(Source records)
*** Block opens ***

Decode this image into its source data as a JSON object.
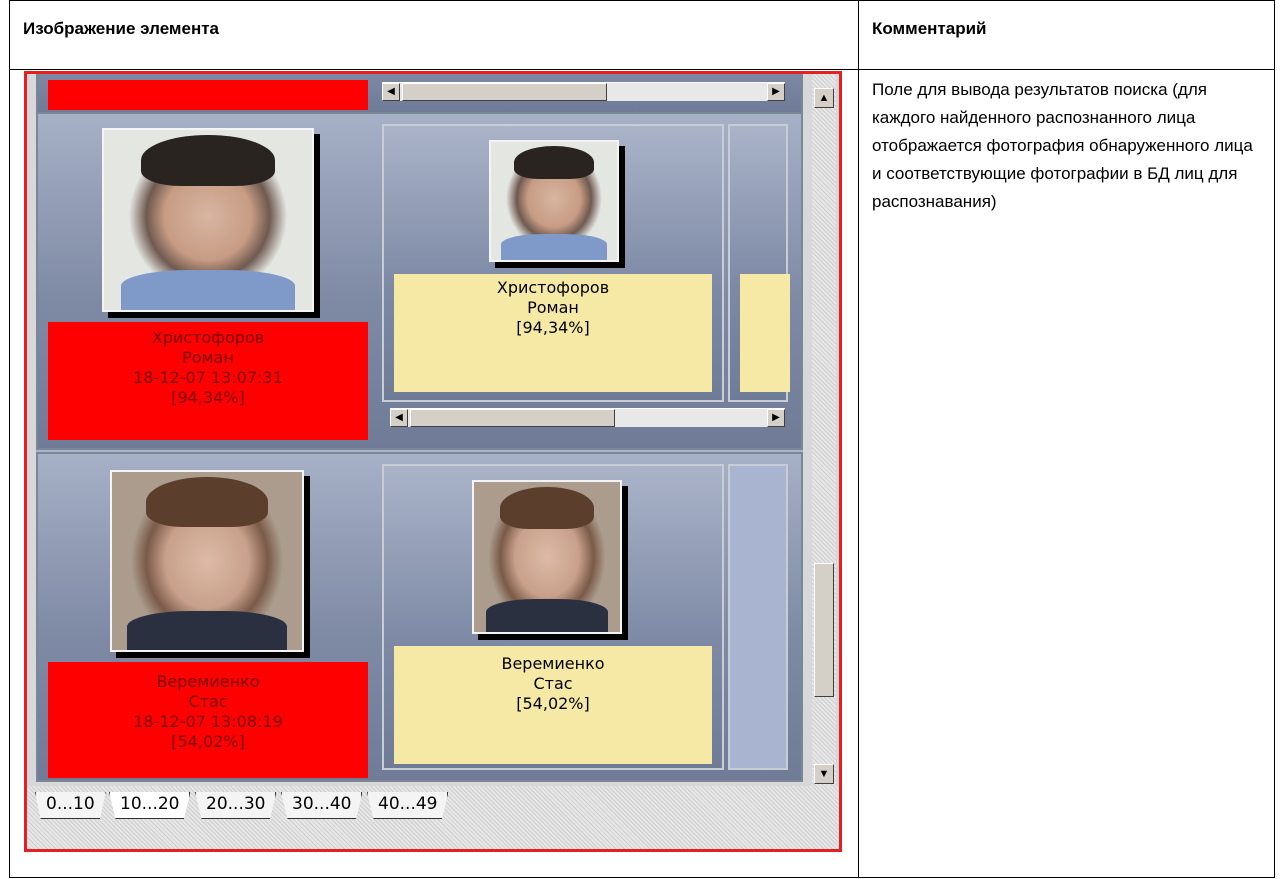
{
  "table": {
    "col_image_header": "Изображение элемента",
    "col_comment_header": "Комментарий",
    "comment": "Поле для вывода результатов поиска (для каждого найденного распознанного лица отображается фотография обнаруженного лица и соответствующие фотографии в БД лиц для распознавания)"
  },
  "results": [
    {
      "detected": {
        "name_line1": "Христофоров",
        "name_line2": "Роман",
        "timestamp": "18-12-07 13:07:31",
        "similarity": "[94,34%]"
      },
      "match": {
        "name_line1": "Христофоров",
        "name_line2": "Роман",
        "similarity": "[94,34%]"
      }
    },
    {
      "detected": {
        "name_line1": "Веремиенко",
        "name_line2": "Стас",
        "timestamp": "18-12-07 13:08:19",
        "similarity": "[54,02%]"
      },
      "match": {
        "name_line1": "Веремиенко",
        "name_line2": "Стас",
        "similarity": "[54,02%]"
      }
    }
  ],
  "tabs": [
    "0...10",
    "10...20",
    "20...30",
    "30...40",
    "40...49"
  ],
  "colors": {
    "panel_border": "#e62020",
    "detected_label_bg": "#ff0000",
    "match_label_bg": "#f6e9a5"
  }
}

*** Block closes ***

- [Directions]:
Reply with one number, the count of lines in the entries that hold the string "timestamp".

- [Exercise answer]:
2